When Jurgen Klinsmann took over the United States team he promised to change the way the team played. Any defensive style that depended on athleticism or the counterattack was going to get the heave-ho in favor of a possession-oriented attack that emphasized more skill than strength. It was a major change for the U.S., which had found the bulk of its success in being among the most fit, strongest and fastest teams in the world and hardly the most skilled.
On Saturday, Klinsmann's squad flashed the skill and attacking verve that he promised. The U.S. destroyed Scotland, 5-1, and scored a handful of fantastic, creative, eye-opening goals. More so than the scoreline, the way in which the U.S. won was what was so impressive. The entire evening was an affirmation of what Klinsmann has spent the last nine months trying to instill in the team, but that was Scotland. And no offense to Scotland (which is code for I'm about to be offense), but Scotland is a subpar team that in its current form shouldn't even bother with the thought of qualifying for its first major tournament in more than a decade.
To beat Scotland and play attacking soccer is one thing. To do it against Brazil is something completely different. But the question is as much "will Klinsmann allow the U.S. to attack?" as it is "is the U.S. good enough to play attacking soccer against a team as good as Brazil?"
While Klinsmann may want to call the U.S. a possession-oriented and attacking team, his team hasn't always ben that. In fact, the only time since the German took the reigns that the U.S. came up against top flight competition, they hardly looked to attack.

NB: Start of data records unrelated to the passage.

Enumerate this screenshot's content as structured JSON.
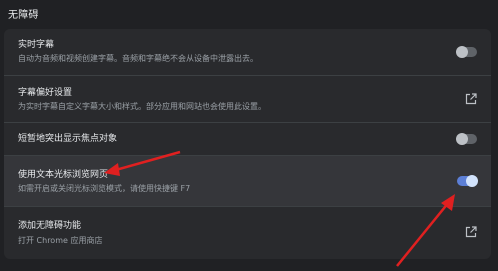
{
  "section_title": "无障碍",
  "settings": [
    {
      "label": "实时字幕",
      "description": "自动为音频和视频创建字幕。音频和字幕绝不会从设备中泄露出去。",
      "control": "toggle",
      "enabled": false
    },
    {
      "label": "字幕偏好设置",
      "description": "为实时字幕自定义字幕大小和样式。部分应用和网站也会使用此设置。",
      "control": "external-link"
    },
    {
      "label": "短暂地突出显示焦点对象",
      "description": "",
      "control": "toggle",
      "enabled": false
    },
    {
      "label": "使用文本光标浏览网页",
      "description": "如需开启或关闭光标浏览模式，请使用快捷键 F7",
      "control": "toggle",
      "enabled": true
    },
    {
      "label": "添加无障碍功能",
      "description": "打开 Chrome 应用商店",
      "control": "external-link"
    }
  ],
  "colors": {
    "background": "#202124",
    "card": "#292a2d",
    "highlight_row": "#35363a",
    "toggle_on": "#5c7fd6",
    "annotation_arrow": "#e02020"
  }
}
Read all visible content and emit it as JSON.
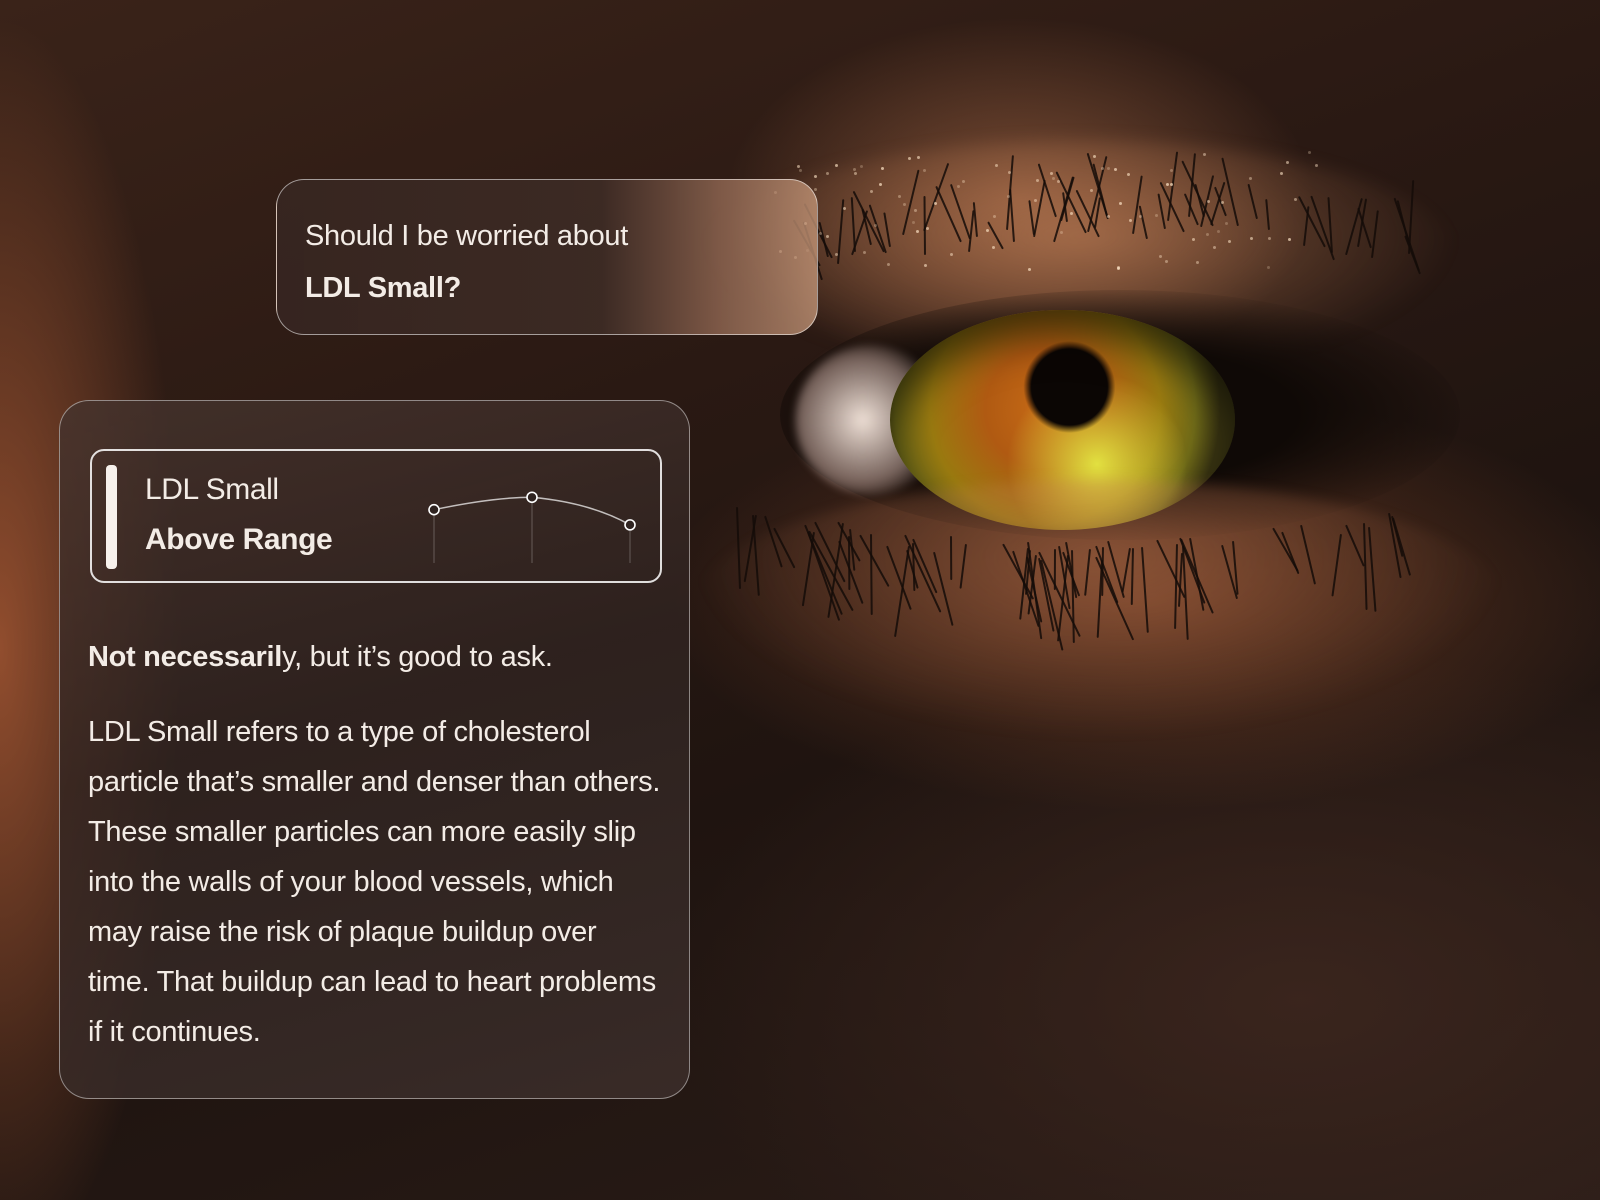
{
  "question": {
    "line1": "Should I be worried about",
    "line2": "LDL Small?"
  },
  "metric": {
    "name": "LDL Small",
    "status": "Above Range",
    "trend_values": [
      0.55,
      0.82,
      0.22
    ]
  },
  "answer": {
    "lead_bold": "Not necessaril",
    "lead_rest": "y, but it’s good to ask.",
    "body": "LDL Small refers to a type of cholesterol particle that’s smaller and denser than others. These smaller particles can more easily slip into the walls of your blood vessels, which may raise the risk of plaque buildup over time. That buildup can lead to heart problems if it continues."
  },
  "colors": {
    "card_border": "#ffffff",
    "text": "#f3ece6",
    "status_bar": "#f7f1ec"
  }
}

The U.S. played Italy on February 29 and the Italians bossed the match.Italy had 61% of the possession, eight corners to the Americans' two, 19 goal attempts to just four for the U.S. The possession-oriented, attacking style that Klinsmann promised was nowhere to be found and it wasn't an accident. The U.S. came out looking to play defensive. Their defensive play was exactly what was intended.
Here is the kicked from the match against Italy, though -- the U.S. won. Clint Dempsey notched the only goal of the match and while Italy had all of the possession and goal attempts, they hardly threatened the Americans' goal. The U.S. was excellent at the back and well-organized. It was a beautiful match for the U.S., only it wasn't what Klinsmann promised to turn the team into.
There is nothing wrong with being defensive. Being stout in defense and deadly on the counterattack is not just effective, but it can be absolutely gorgeous. Contrary to what many Barcelona fanboys will tell you, there is not one "right way" to play soccer.
The question for the U.S. under Klinsmann is how committed are they to becoming the attacking team that he promised. Against Scotland they proved the are capable of being that team, but that is against weaker competition. Doing it against a team like Brazil is a whole other matter.
The strength of the U.S. team is still in its athleticism. Few teams can match the range, work rate or fitness of the Michael Bradley, Jermaine Jones and Maurice Edu midfield triumvirate. The American strikers are still more athlete than anything else and even while aging, Landon Donovan, Steve Cherundolo and Oguchi Onyewu will be described as speedy, strong, quick or athletic long before they are called skillful. When going up against a team like Brazil, as they did against Italy, defending and counterattacking is not an insult to the sport and the way it supposedly should be played because that idea is ridiculous. Defending and counterattacking is just smart and if done right, beautiful.
Will Klinsmann dare try and control possession and take the match to Brazil or will he take the same approach that he did against Italy? It is not the wrong approach, just different than he promised, but it could also be deathly effective and odds are few Americans would feel cheated by a broken promise in exchange for success.
For more on the U.S. vs. Brazil friendly, check out the match's StoryStream, which has previews, as well as live and postgame coverage.